The team defined blocker leverage as a quantitative measure of the blockers strength of position, with respect to the defender and the future position of the running back, and defined defender leverage as a quantitative measure of a defenders strength of position, with respect to the location of a blocker and the location, speed and direction of the running back.
“We showed that defenders who are doing a good job of generating leverage are more likely to make a lot of tackles,” said Rumsey. “Where we really differed from the other finalists, again they used neural networks, which is great, but it’s really hard to learn form them, whereas we wanted to take expert knowledge from Saga and code it into our analytics.”
“Leverage is everything. In pee wee football the term leverage is used. In high school, college and in the pros, the NFL – the top level of play, this term still comes up,” explained DeFlon, who is working on his master’s in statistics. “That is a very common term that is used. I think the beauty of this project is taking this simple concept of leverage and being able to explain it by denoting it through angles.
“We have defender leverage and blocker leverage, and if you look at these leverages in action, you see an actual play being ran that the NFL gives us with the Next Gen Data. At that point the a blocker and defender are in contact with eachother to a certain amount, which we were able to determine when we were coding, then we could start generating leverages for each play.”
Using the statistical properties of leverage they identified, the UNM team plotted the running plays from the first six weeks of the 2017 NFL season, a total of 4,164 plays from all 32 NFL teams and illustrated the leverage calculations throughout each play to achieve their results. They found that Green Bay’s Blake Martinez was among the league’s best at generating defensive leverage. Martinez finished the 2017 season with the third-most solo tackles in the league with 96.
According to NFL execs running the event, one of the key areas that led to the high finish in the competition for the UNM team was its creativity in utilizing expert knowledge from Tuitele.
“Taking input from Coach Saga was one of the best things about our project. We did not feel like we really knew how to approach this problem so we spoke with football personnel to determine how to answer the question,” said Rumsey. “I think that really resonated with the NFL community. They want people who know the game of football and who are willing to talk X’s and O’s in their departments. They don’t necessarily want a guy who’s really good at analysis, but can’t speak football.

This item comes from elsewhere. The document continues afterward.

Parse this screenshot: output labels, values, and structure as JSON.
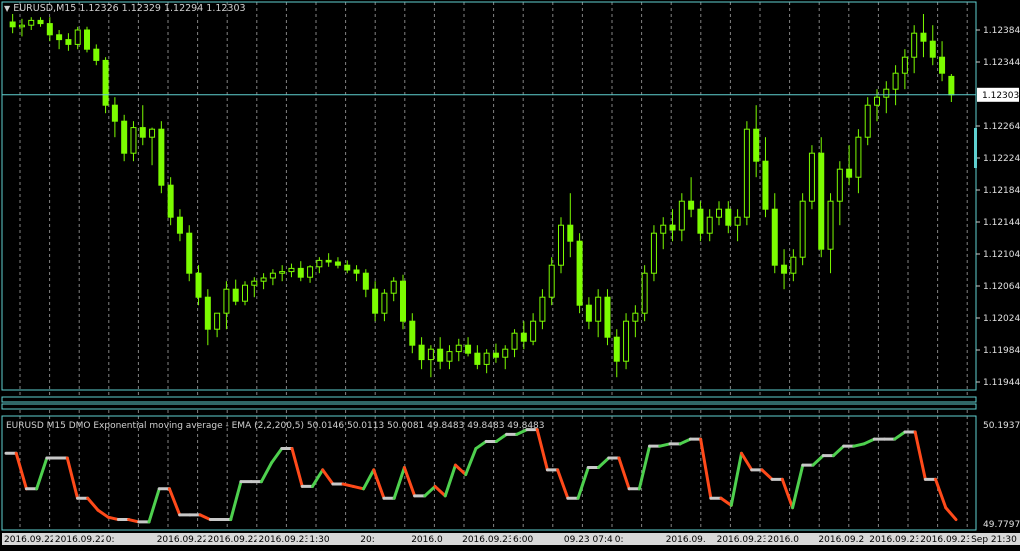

“That’s one thing our project really spoke to – we play football, we know football, we understand football, which is why we took the initiative to reach out to The University of New Mexico’s football team. It’s something we all really enjoyed and it’s a specific part of our project that differentiated ours from everyone else’s.”
Not only does the competition allow the NFL insights to huge amounts of data, but it also allows the league to provide an opportunity for these statisticians to enter into the field of professional sports. In turn, the competition provides an avenue to open the door to sports for these students that are building these tools and techniques in college.
Stuart, who is earning his Ph.D. in statistics at UNM and a main contributor on the research, is currently working for the New York Jets.
“The NFL is really revolutionizing sports through the Big Data Bowl,” said DeFlon, who has interviewed with the NFL’s Arizona Cardinals and San Francisco 49ers. “They realize that there are a lot of up-and-coming statisticians and computer scientists and are trying to figure out how to get these people into the sport. The exposure you get from these events is great and allows you to build a portfolio that you could possibly take into other sports.”
For more information on the event, visit Big Data Bowl.